Exploiting the chaotic situation in Afghanistan, a few regional bedfellows including fundamentalist Afghans trained in refugee camps in western Pakistan, the Pakistani secret intelligence service (ISI), the regional Mafia (well-established network that smuggled mainly Japanese electronics and tyres before the Russian invasion, now involved in drug smuggling) and Arab extremist groups (that were looking for a safe operational hub) joined forces and helped to create the Taliban movement (Rashid 2000). Backed by Pakistan, Saudi Arabia and other strategic allies, the Taliban developed as a politico-religious force, and eventually seized power in 1996. The Taliban were able to capture 90% of the country, aside from the Afghan Northern Alliance strongholds primarily found in the northeast in the Panjshir Valley. The Taliban sought to impose a strict interpretation of Islamic Sharia law and gave safe haven and assistance to individuals and organizations that were implicated as terrorists, most notably Osama bin Laden's Al-Qaeda network.
The United States and allied military action in support of the opposition following the September 11, 2001 Terrorist Attacks forced the Taliban's downfall. In late 2001, major leaders from the Afghan opposition groups and diaspora met in Bonn, and agreed on a plan for the formulation of a new government structure that resulted in the inauguration of Hamid Karzai as Chairman of the Afghan Interim Authority (AIA) on December 2001. After a nationwide Loya Jirga in 2002, Karzai was elected President.
On March 3 and March 25, 2002, a series of earthquakes struck Afghanistan, with a loss of thousands of homes and over 1800 lives. Over 4000 more people were injured. The earthquakes occurred at Samangan Province (March 3) and Baghlan Province (March 25). The latter was the worse of the two, and caused most of the casualties. International authorities assisted the Afghan government in dealing with the situation.

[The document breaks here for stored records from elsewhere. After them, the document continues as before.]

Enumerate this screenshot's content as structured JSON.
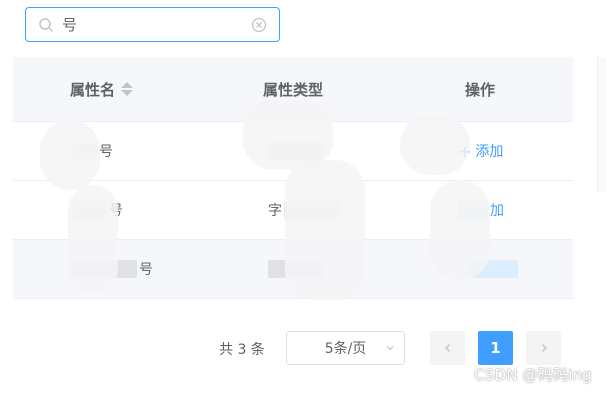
{
  "search": {
    "value": "号",
    "placeholder": ""
  },
  "table": {
    "headers": {
      "name": "属性名",
      "type": "属性类型",
      "op": "操作"
    },
    "rows": [
      {
        "name": "号",
        "type": "",
        "op": "添加"
      },
      {
        "name": "号",
        "type": "字",
        "op": "加"
      },
      {
        "name": "号",
        "type": "",
        "op": ""
      }
    ]
  },
  "pagination": {
    "total": "共 3 条",
    "page_size": "5条/页",
    "current_page": "1"
  },
  "watermark": "CSDN @码码ing",
  "colors": {
    "primary": "#409eff",
    "header_bg": "#f5f7fa",
    "border": "#ebeef5"
  },
  "icons": {
    "search": "search-icon",
    "clear": "circle-close-icon",
    "sort": "sort-caret-icon",
    "prev": "chevron-left-icon",
    "next": "chevron-right-icon",
    "dropdown": "chevron-down-icon"
  }
}
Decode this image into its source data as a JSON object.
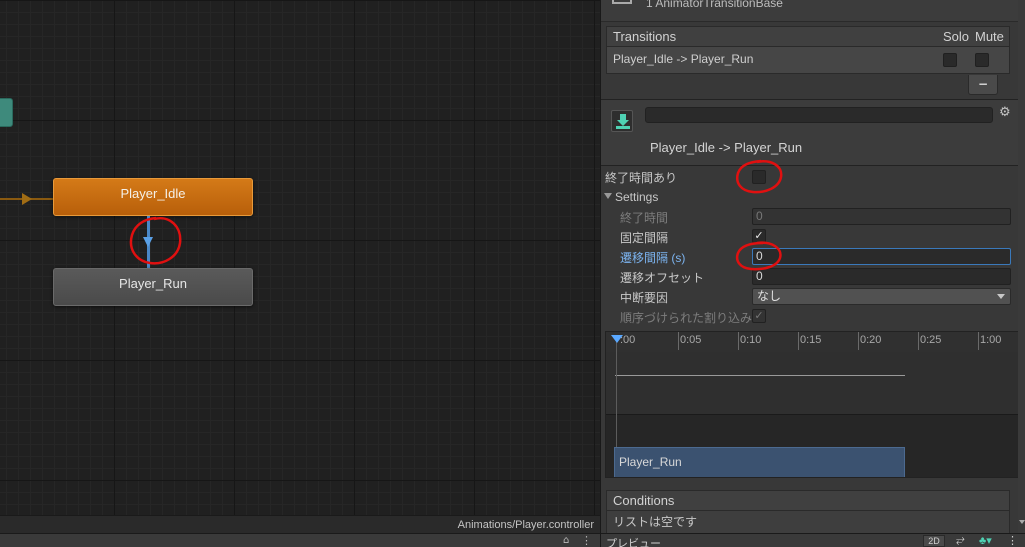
{
  "graph": {
    "states": [
      {
        "name": "Player_Idle"
      },
      {
        "name": "Player_Run"
      }
    ],
    "footer_path": "Animations/Player.controller"
  },
  "inspector": {
    "top_title": "1 AnimatorTransitionBase",
    "transitions": {
      "header": "Transitions",
      "solo_label": "Solo",
      "mute_label": "Mute",
      "rows": [
        {
          "label": "Player_Idle -> Player_Run"
        }
      ],
      "minus_label": "−"
    },
    "transition_name_field": "",
    "transition_title": "Player_Idle -> Player_Run",
    "has_exit_time_label": "終了時間あり",
    "settings": {
      "header": "Settings",
      "exit_time_label": "終了時間",
      "exit_time_value": "0",
      "fixed_duration_label": "固定間隔",
      "fixed_duration_check": "✓",
      "transition_duration_label": "遷移間隔 (s)",
      "transition_duration_value": "0",
      "transition_offset_label": "遷移オフセット",
      "transition_offset_value": "0",
      "interruption_source_label": "中断要因",
      "interruption_source_value": "なし",
      "ordered_interruption_label": "順序づけられた割り込み",
      "ordered_interruption_check": "✓"
    },
    "timeline": {
      "ticks": [
        ":00",
        "0:05",
        "0:10",
        "0:15",
        "0:20",
        "0:25",
        "1:00"
      ],
      "clip_name": "Player_Run"
    },
    "conditions": {
      "header": "Conditions",
      "empty_text": "リストは空です"
    },
    "preview": {
      "label": "プレビュー",
      "mode_2d": "2D"
    }
  },
  "colors": {
    "idle_node": "#c46a10",
    "run_node": "#505050",
    "transition_arrow": "#5aa0e6",
    "annotation_circle": "#e01010",
    "clip_bar": "#3b5270"
  }
}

As the country continues to rebuild and recover, as of late 2005, it was still struggling against widespread poverty, continued warlordism, a virtually non-existent infrastructure, possibly the largest concentration of land mines on earth and other unexploded ordinance, as well as a sizable illegal poppy and heroin trade. Afghanistan also remains subject to occasionally violent political jockeying, and the nation's first elections were successfully held in 2004 as women parliamentarians were selected in record numbers. Parliamentary elections in 2005 helped to further stabilize the country politically, in spite of the numerous problems it faced, including inadequate international assistance. The country continues to grapple with occasional acts of violence from a few remaining al-Qaeda and Taliban and the instability caused by warlords.
Suggested Further Reading